College Suspends Professor for Urging Solidarity Between Christians and Muslims
Wheaton College wants professors to explain differences between Christianity, Islam.
Wheaton College administrators suspended a professor for affirming that Muslims worship the same deity as Christians and urging greater friendship between practitioners of the two religions.
Wheaton is an evangelical Christian college in Illinois; the professor who got herself in trouble, Larycia Alaine Hawkins, identifies as a Christian but is concerned about anti-Muslim bigotry. A week ago, she posted on Facebook that she would be wearing a hijab to class in order to show solidarity with her "Muslim neighbors." She wrote:
I stand in human solidarity with my Muslim neighbor because we are formed of the same primordial clay, descendants of the same cradle of humankind–a cave in Sterkfontein, South Africa that I had the privilege to descend into to plumb the depths of our common humanity in 2014.
I stand in religious solidarity with Muslims because they, like me, a Christian, are people of the book. And as Pope Francis stated last week, we worship the same God.
Wheaton's administration was displeased by the statement, which falsely suggested that Christianity and Islam are compatible, according to the college's response:
While Islam and Christianity are both monotheistic, we believe there are fundamental differences between the two faiths, including what they teach about God's revelation to humanity, the nature of God, the path to salvation, and the life of prayer. …
Some recent faculty statements have generated confusion about complex theological matters, and could be interpreted as failing to reflect the distinctively Christian theological identity of Wheaton College. We will be in dialogue with our faculty, staff and students in the days ahead to ensure that we articulate our love for our Muslim neighbors in ways that are consistent with our distinctive theological convictions.
Wheaton placed Hawkins on leave, "pending the full review to which she is entitled as a tenured faculty member."
The college stressed that it is an evangelical Protestant institution, and staff members are required to conduct themselves in accordance with Wheaton's Statement of Faith. As a private school, Wheaton is within its rights to punish a professor for a breach of dogma—to put adherence to specific religious believe first, and free speech second.

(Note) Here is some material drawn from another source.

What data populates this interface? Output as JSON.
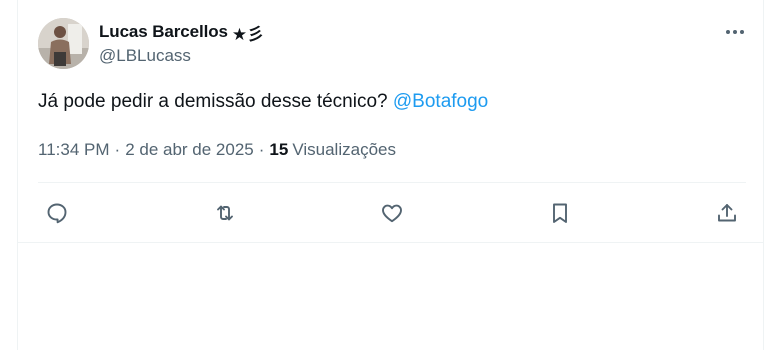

I don't think Wheaton is correct to do so, however. I imagine the climate for intellectual discussion on campus must be quite toxic if professors are punished for imperfectly representing the faith. And when faculty members are afraid to speak their minds, students are deprived of a rewarding educational experience.
In the specific case of Professor Hawkins, the college seems particularly misguided. Different Christian sects believe different things about whether Muslims, Christians, and Jews worship the same God; I attended Catholic school for 12 years, and my teachers always stressed the commonalities of the faiths. Wheaton College, it seems, takes the view that professors must emphasize the distinctions between Christianity and other religions when they speak on matters of faith. Still, Hawkins' statement hardly seems like an egregious breach of doctrine, considering the spirit in which it was written.
I would note also that Hawkins was a tenured professor—the only tenured black professor at the college. Tenure obviously means very little at Wheaton.